To do –
Repeat each line of the material below exactly as it appears, minus any pictures.

Exercise inputs –
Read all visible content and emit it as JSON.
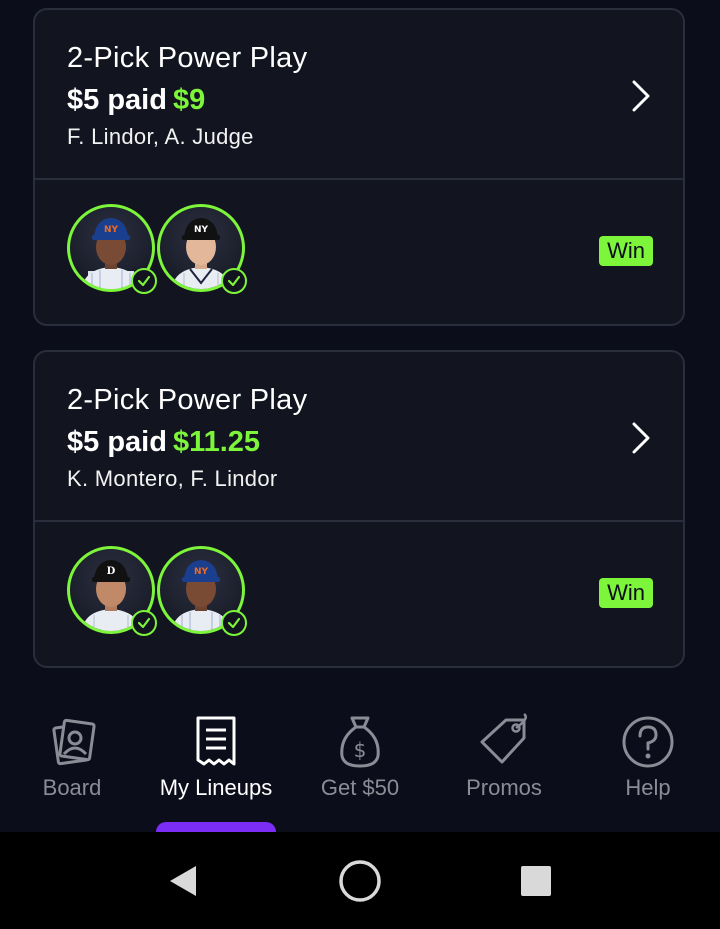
{
  "lineups": [
    {
      "title": "2-Pick Power Play",
      "paid_label": "$5 paid",
      "payout": "$9",
      "players": "F. Lindor, A. Judge",
      "avatars": [
        {
          "team": "mets",
          "cap_color": "#1b3f8f",
          "logo_color": "#f26b1d"
        },
        {
          "team": "yankees",
          "cap_color": "#111111",
          "logo_color": "#ffffff"
        }
      ],
      "result": "Win"
    },
    {
      "title": "2-Pick Power Play",
      "paid_label": "$5 paid",
      "payout": "$11.25",
      "players": "K. Montero, F. Lindor",
      "avatars": [
        {
          "team": "tigers",
          "cap_color": "#111111",
          "logo_color": "#ffffff"
        },
        {
          "team": "mets",
          "cap_color": "#1b3f8f",
          "logo_color": "#f26b1d"
        }
      ],
      "result": "Win"
    }
  ],
  "tabs": [
    {
      "label": "Board",
      "icon": "board-icon",
      "active": false
    },
    {
      "label": "My Lineups",
      "icon": "receipt-icon",
      "active": true
    },
    {
      "label": "Get $50",
      "icon": "money-bag-icon",
      "active": false
    },
    {
      "label": "Promos",
      "icon": "tag-icon",
      "active": false
    },
    {
      "label": "Help",
      "icon": "help-icon",
      "active": false
    }
  ],
  "colors": {
    "accent_green": "#7cf53a",
    "active_tab": "#7b2cf5",
    "card_bg": "#12141f",
    "page_bg": "#0b0d1a"
  },
  "system_nav": [
    "back-icon",
    "home-icon",
    "recents-icon"
  ]
}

Task result –
Read all visible content and emit it as JSON.
{
  "lineups": [
    {
      "title": "2-Pick Power Play",
      "paid_label": "$5 paid",
      "payout": "$9",
      "players": "F. Lindor, A. Judge",
      "avatars": [
        {
          "team": "mets",
          "cap_color": "#1b3f8f",
          "logo_color": "#f26b1d"
        },
        {
          "team": "yankees",
          "cap_color": "#111111",
          "logo_color": "#ffffff"
        }
      ],
      "result": "Win"
    },
    {
      "title": "2-Pick Power Play",
      "paid_label": "$5 paid",
      "payout": "$11.25",
      "players": "K. Montero, F. Lindor",
      "avatars": [
        {
          "team": "tigers",
          "cap_color": "#111111",
          "logo_color": "#ffffff"
        },
        {
          "team": "mets",
          "cap_color": "#1b3f8f",
          "logo_color": "#f26b1d"
        }
      ],
      "result": "Win"
    }
  ],
  "tabs": [
    {
      "label": "Board",
      "icon": "board-icon",
      "active": false
    },
    {
      "label": "My Lineups",
      "icon": "receipt-icon",
      "active": true
    },
    {
      "label": "Get $50",
      "icon": "money-bag-icon",
      "active": false
    },
    {
      "label": "Promos",
      "icon": "tag-icon",
      "active": false
    },
    {
      "label": "Help",
      "icon": "help-icon",
      "active": false
    }
  ],
  "colors": {
    "accent_green": "#7cf53a",
    "active_tab": "#7b2cf5",
    "card_bg": "#12141f",
    "page_bg": "#0b0d1a"
  },
  "system_nav": [
    "back-icon",
    "home-icon",
    "recents-icon"
  ]
}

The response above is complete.